*** Opening Dataset content ***

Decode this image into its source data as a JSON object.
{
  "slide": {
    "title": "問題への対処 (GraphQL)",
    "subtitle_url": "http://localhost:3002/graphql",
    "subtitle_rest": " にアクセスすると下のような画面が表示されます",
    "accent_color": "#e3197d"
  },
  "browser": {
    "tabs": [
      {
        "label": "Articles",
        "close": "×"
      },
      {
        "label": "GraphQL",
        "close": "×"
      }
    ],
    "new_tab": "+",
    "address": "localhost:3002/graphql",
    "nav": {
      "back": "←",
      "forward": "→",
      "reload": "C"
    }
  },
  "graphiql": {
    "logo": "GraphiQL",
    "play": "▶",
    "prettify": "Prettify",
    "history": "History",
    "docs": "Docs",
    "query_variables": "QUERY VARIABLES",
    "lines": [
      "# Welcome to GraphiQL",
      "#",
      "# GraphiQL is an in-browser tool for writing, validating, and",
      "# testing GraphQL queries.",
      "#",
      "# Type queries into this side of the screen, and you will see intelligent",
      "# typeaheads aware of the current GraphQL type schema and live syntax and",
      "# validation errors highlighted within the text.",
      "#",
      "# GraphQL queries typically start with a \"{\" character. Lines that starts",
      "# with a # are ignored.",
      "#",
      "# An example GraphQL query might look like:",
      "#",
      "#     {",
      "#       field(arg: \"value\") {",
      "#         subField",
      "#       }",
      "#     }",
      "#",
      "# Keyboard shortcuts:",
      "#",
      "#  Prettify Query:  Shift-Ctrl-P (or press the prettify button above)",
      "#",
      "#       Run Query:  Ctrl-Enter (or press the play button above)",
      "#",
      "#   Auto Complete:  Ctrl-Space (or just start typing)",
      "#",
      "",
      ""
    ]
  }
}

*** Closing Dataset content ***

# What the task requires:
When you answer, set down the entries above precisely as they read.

# Task response:
Decode this image into its source data as a JSON object.
{
  "slide": {
    "title": "問題への対処 (GraphQL)",
    "subtitle_url": "http://localhost:3002/graphql",
    "subtitle_rest": " にアクセスすると下のような画面が表示されます",
    "accent_color": "#e3197d"
  },
  "browser": {
    "tabs": [
      {
        "label": "Articles",
        "close": "×"
      },
      {
        "label": "GraphQL",
        "close": "×"
      }
    ],
    "new_tab": "+",
    "address": "localhost:3002/graphql",
    "nav": {
      "back": "←",
      "forward": "→",
      "reload": "C"
    }
  },
  "graphiql": {
    "logo": "GraphiQL",
    "play": "▶",
    "prettify": "Prettify",
    "history": "History",
    "docs": "Docs",
    "query_variables": "QUERY VARIABLES",
    "lines": [
      "# Welcome to GraphiQL",
      "#",
      "# GraphiQL is an in-browser tool for writing, validating, and",
      "# testing GraphQL queries.",
      "#",
      "# Type queries into this side of the screen, and you will see intelligent",
      "# typeaheads aware of the current GraphQL type schema and live syntax and",
      "# validation errors highlighted within the text.",
      "#",
      "# GraphQL queries typically start with a \"{\" character. Lines that starts",
      "# with a # are ignored.",
      "#",
      "# An example GraphQL query might look like:",
      "#",
      "#     {",
      "#       field(arg: \"value\") {",
      "#         subField",
      "#       }",
      "#     }",
      "#",
      "# Keyboard shortcuts:",
      "#",
      "#  Prettify Query:  Shift-Ctrl-P (or press the prettify button above)",
      "#",
      "#       Run Query:  Ctrl-Enter (or press the play button above)",
      "#",
      "#   Auto Complete:  Ctrl-Space (or just start typing)",
      "#",
      "",
      ""
    ]
  }
}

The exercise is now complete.